____ Exercise data

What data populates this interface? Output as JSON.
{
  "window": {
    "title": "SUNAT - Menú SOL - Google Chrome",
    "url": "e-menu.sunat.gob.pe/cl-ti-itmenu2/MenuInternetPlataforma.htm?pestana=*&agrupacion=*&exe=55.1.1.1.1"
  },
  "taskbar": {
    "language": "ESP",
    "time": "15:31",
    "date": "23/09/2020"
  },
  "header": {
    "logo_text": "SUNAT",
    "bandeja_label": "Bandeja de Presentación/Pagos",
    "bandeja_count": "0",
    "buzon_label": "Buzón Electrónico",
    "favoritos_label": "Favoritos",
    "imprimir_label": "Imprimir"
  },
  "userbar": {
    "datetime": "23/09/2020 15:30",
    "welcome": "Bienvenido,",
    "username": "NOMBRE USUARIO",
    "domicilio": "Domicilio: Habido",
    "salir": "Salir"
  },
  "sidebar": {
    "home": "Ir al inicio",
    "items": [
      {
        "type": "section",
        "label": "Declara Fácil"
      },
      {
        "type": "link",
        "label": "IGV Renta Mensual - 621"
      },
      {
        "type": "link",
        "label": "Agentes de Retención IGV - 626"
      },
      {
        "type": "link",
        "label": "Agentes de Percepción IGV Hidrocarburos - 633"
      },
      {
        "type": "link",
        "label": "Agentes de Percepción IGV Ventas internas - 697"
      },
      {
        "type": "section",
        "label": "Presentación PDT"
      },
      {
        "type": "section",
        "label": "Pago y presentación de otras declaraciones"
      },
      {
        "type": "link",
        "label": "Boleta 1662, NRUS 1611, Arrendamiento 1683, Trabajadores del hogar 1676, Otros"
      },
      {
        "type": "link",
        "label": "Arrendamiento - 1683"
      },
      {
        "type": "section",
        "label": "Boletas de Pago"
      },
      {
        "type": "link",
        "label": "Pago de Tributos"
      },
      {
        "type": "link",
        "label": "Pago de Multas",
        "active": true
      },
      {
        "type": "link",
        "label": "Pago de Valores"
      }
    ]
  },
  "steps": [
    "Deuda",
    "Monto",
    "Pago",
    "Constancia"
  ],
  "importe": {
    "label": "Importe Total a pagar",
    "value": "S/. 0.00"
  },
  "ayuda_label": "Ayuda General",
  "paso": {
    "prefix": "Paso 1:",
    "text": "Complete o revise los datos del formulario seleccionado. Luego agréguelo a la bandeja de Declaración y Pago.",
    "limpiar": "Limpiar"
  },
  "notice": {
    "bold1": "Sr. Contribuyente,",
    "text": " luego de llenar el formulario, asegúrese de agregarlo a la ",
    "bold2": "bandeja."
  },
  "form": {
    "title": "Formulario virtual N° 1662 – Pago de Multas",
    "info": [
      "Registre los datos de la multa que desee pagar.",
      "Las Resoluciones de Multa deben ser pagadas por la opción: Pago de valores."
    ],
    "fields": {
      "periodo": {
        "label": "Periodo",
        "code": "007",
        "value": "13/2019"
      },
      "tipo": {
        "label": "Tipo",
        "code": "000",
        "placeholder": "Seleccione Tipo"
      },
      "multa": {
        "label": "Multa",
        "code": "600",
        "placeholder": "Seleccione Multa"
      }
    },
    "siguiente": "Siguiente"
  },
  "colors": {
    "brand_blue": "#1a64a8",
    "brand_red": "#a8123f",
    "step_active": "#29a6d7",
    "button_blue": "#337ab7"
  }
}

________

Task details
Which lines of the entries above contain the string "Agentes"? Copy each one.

Your solution
        "label": "Agentes de Retención IGV - 626"
        "label": "Agentes de Percepción IGV Hidrocarburos - 633"
        "label": "Agentes de Percepción IGV Ventas internas - 697"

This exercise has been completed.